Supplied records:
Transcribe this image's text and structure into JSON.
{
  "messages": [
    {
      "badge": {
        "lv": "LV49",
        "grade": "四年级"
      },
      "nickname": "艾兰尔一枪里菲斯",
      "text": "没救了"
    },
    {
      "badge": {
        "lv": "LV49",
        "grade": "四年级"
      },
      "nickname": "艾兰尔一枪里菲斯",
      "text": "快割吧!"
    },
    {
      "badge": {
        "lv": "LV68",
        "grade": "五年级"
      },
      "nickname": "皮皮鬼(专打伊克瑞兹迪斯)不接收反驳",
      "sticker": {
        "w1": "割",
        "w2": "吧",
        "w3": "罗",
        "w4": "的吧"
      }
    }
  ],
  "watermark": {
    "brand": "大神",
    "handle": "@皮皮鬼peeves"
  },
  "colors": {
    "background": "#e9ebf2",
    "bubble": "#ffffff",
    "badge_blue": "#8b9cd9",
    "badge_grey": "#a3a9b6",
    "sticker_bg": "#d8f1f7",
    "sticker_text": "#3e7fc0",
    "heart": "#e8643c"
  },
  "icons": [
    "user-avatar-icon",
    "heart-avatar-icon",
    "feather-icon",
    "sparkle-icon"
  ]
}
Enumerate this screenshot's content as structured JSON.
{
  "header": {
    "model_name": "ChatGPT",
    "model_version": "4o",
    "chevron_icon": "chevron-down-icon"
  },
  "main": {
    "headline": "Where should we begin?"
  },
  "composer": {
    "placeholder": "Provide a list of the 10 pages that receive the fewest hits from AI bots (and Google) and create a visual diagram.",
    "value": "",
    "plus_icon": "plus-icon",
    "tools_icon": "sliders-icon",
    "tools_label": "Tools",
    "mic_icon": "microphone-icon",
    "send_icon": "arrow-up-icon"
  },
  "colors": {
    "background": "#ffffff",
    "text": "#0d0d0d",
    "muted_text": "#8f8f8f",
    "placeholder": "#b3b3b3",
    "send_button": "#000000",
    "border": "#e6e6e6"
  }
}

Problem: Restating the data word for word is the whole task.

Response to this exercise:
Transcribe this image's text and structure into JSON.
{
  "messages": [
    {
      "badge": {
        "lv": "LV49",
        "grade": "四年级"
      },
      "nickname": "艾兰尔一枪里菲斯",
      "text": "没救了"
    },
    {
      "badge": {
        "lv": "LV49",
        "grade": "四年级"
      },
      "nickname": "艾兰尔一枪里菲斯",
      "text": "快割吧!"
    },
    {
      "badge": {
        "lv": "LV68",
        "grade": "五年级"
      },
      "nickname": "皮皮鬼(专打伊克瑞兹迪斯)不接收反驳",
      "sticker": {
        "w1": "割",
        "w2": "吧",
        "w3": "罗",
        "w4": "的吧"
      }
    }
  ],
  "watermark": {
    "brand": "大神",
    "handle": "@皮皮鬼peeves"
  },
  "colors": {
    "background": "#e9ebf2",
    "bubble": "#ffffff",
    "badge_blue": "#8b9cd9",
    "badge_grey": "#a3a9b6",
    "sticker_bg": "#d8f1f7",
    "sticker_text": "#3e7fc0",
    "heart": "#e8643c"
  },
  "icons": [
    "user-avatar-icon",
    "heart-avatar-icon",
    "feather-icon",
    "sparkle-icon"
  ]
}
Enumerate this screenshot's content as structured JSON.
{
  "header": {
    "model_name": "ChatGPT",
    "model_version": "4o",
    "chevron_icon": "chevron-down-icon"
  },
  "main": {
    "headline": "Where should we begin?"
  },
  "composer": {
    "placeholder": "Provide a list of the 10 pages that receive the fewest hits from AI bots (and Google) and create a visual diagram.",
    "value": "",
    "plus_icon": "plus-icon",
    "tools_icon": "sliders-icon",
    "tools_label": "Tools",
    "mic_icon": "microphone-icon",
    "send_icon": "arrow-up-icon"
  },
  "colors": {
    "background": "#ffffff",
    "text": "#0d0d0d",
    "muted_text": "#8f8f8f",
    "placeholder": "#b3b3b3",
    "send_button": "#000000",
    "border": "#e6e6e6"
  }
}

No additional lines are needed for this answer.